Work task: Your answer should be the records below, repeated exactly as they stand.

Data for processing:
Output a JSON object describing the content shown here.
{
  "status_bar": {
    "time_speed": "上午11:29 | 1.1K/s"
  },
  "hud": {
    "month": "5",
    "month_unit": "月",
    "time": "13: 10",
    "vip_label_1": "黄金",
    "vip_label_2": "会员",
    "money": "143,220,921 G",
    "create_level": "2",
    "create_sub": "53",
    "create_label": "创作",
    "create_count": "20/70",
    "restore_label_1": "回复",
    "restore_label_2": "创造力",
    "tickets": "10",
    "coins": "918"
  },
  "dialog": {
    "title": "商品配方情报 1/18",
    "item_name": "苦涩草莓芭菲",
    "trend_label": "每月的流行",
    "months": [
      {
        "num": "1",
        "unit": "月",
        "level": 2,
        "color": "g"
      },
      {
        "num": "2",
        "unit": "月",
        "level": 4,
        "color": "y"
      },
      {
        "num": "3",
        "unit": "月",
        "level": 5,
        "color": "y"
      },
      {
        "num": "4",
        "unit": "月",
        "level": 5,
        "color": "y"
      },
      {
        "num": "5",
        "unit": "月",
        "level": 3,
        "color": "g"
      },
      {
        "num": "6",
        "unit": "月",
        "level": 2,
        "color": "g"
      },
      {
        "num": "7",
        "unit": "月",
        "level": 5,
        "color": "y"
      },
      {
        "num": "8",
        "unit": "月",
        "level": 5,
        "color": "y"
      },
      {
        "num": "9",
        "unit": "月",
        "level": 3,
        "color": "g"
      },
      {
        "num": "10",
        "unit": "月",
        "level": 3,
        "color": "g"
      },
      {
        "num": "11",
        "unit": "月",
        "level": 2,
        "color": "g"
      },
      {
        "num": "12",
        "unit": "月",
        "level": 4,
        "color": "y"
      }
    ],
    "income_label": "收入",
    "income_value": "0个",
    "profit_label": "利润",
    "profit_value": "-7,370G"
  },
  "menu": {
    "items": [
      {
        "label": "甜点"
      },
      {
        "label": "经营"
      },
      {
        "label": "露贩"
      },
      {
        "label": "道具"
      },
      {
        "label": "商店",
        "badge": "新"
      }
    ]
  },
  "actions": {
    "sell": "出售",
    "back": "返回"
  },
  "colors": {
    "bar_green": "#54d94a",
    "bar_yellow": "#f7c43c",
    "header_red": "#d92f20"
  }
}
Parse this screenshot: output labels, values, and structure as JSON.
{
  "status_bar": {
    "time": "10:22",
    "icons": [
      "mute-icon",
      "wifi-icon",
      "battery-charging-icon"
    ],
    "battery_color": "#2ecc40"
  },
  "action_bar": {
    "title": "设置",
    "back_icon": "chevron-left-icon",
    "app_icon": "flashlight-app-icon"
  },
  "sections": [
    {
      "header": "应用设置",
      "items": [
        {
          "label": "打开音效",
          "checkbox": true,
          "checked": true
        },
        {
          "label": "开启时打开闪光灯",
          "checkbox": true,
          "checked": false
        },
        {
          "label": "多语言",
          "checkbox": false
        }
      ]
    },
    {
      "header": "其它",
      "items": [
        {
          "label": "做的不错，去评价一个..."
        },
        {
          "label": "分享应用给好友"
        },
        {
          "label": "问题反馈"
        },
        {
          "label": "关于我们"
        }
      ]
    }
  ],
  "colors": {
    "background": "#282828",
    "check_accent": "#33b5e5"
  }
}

Solution to this problem:
Output a JSON object describing the content shown here.
{
  "status_bar": {
    "time_speed": "上午11:29 | 1.1K/s"
  },
  "hud": {
    "month": "5",
    "month_unit": "月",
    "time": "13: 10",
    "vip_label_1": "黄金",
    "vip_label_2": "会员",
    "money": "143,220,921 G",
    "create_level": "2",
    "create_sub": "53",
    "create_label": "创作",
    "create_count": "20/70",
    "restore_label_1": "回复",
    "restore_label_2": "创造力",
    "tickets": "10",
    "coins": "918"
  },
  "dialog": {
    "title": "商品配方情报 1/18",
    "item_name": "苦涩草莓芭菲",
    "trend_label": "每月的流行",
    "months": [
      {
        "num": "1",
        "unit": "月",
        "level": 2,
        "color": "g"
      },
      {
        "num": "2",
        "unit": "月",
        "level": 4,
        "color": "y"
      },
      {
        "num": "3",
        "unit": "月",
        "level": 5,
        "color": "y"
      },
      {
        "num": "4",
        "unit": "月",
        "level": 5,
        "color": "y"
      },
      {
        "num": "5",
        "unit": "月",
        "level": 3,
        "color": "g"
      },
      {
        "num": "6",
        "unit": "月",
        "level": 2,
        "color": "g"
      },
      {
        "num": "7",
        "unit": "月",
        "level": 5,
        "color": "y"
      },
      {
        "num": "8",
        "unit": "月",
        "level": 5,
        "color": "y"
      },
      {
        "num": "9",
        "unit": "月",
        "level": 3,
        "color": "g"
      },
      {
        "num": "10",
        "unit": "月",
        "level": 3,
        "color": "g"
      },
      {
        "num": "11",
        "unit": "月",
        "level": 2,
        "color": "g"
      },
      {
        "num": "12",
        "unit": "月",
        "level": 4,
        "color": "y"
      }
    ],
    "income_label": "收入",
    "income_value": "0个",
    "profit_label": "利润",
    "profit_value": "-7,370G"
  },
  "menu": {
    "items": [
      {
        "label": "甜点"
      },
      {
        "label": "经营"
      },
      {
        "label": "露贩"
      },
      {
        "label": "道具"
      },
      {
        "label": "商店",
        "badge": "新"
      }
    ]
  },
  "actions": {
    "sell": "出售",
    "back": "返回"
  },
  "colors": {
    "bar_green": "#54d94a",
    "bar_yellow": "#f7c43c",
    "header_red": "#d92f20"
  }
}
Parse this screenshot: output labels, values, and structure as JSON.
{
  "status_bar": {
    "time": "10:22",
    "icons": [
      "mute-icon",
      "wifi-icon",
      "battery-charging-icon"
    ],
    "battery_color": "#2ecc40"
  },
  "action_bar": {
    "title": "设置",
    "back_icon": "chevron-left-icon",
    "app_icon": "flashlight-app-icon"
  },
  "sections": [
    {
      "header": "应用设置",
      "items": [
        {
          "label": "打开音效",
          "checkbox": true,
          "checked": true
        },
        {
          "label": "开启时打开闪光灯",
          "checkbox": true,
          "checked": false
        },
        {
          "label": "多语言",
          "checkbox": false
        }
      ]
    },
    {
      "header": "其它",
      "items": [
        {
          "label": "做的不错，去评价一个..."
        },
        {
          "label": "分享应用给好友"
        },
        {
          "label": "问题反馈"
        },
        {
          "label": "关于我们"
        }
      ]
    }
  ],
  "colors": {
    "background": "#282828",
    "check_accent": "#33b5e5"
  }
}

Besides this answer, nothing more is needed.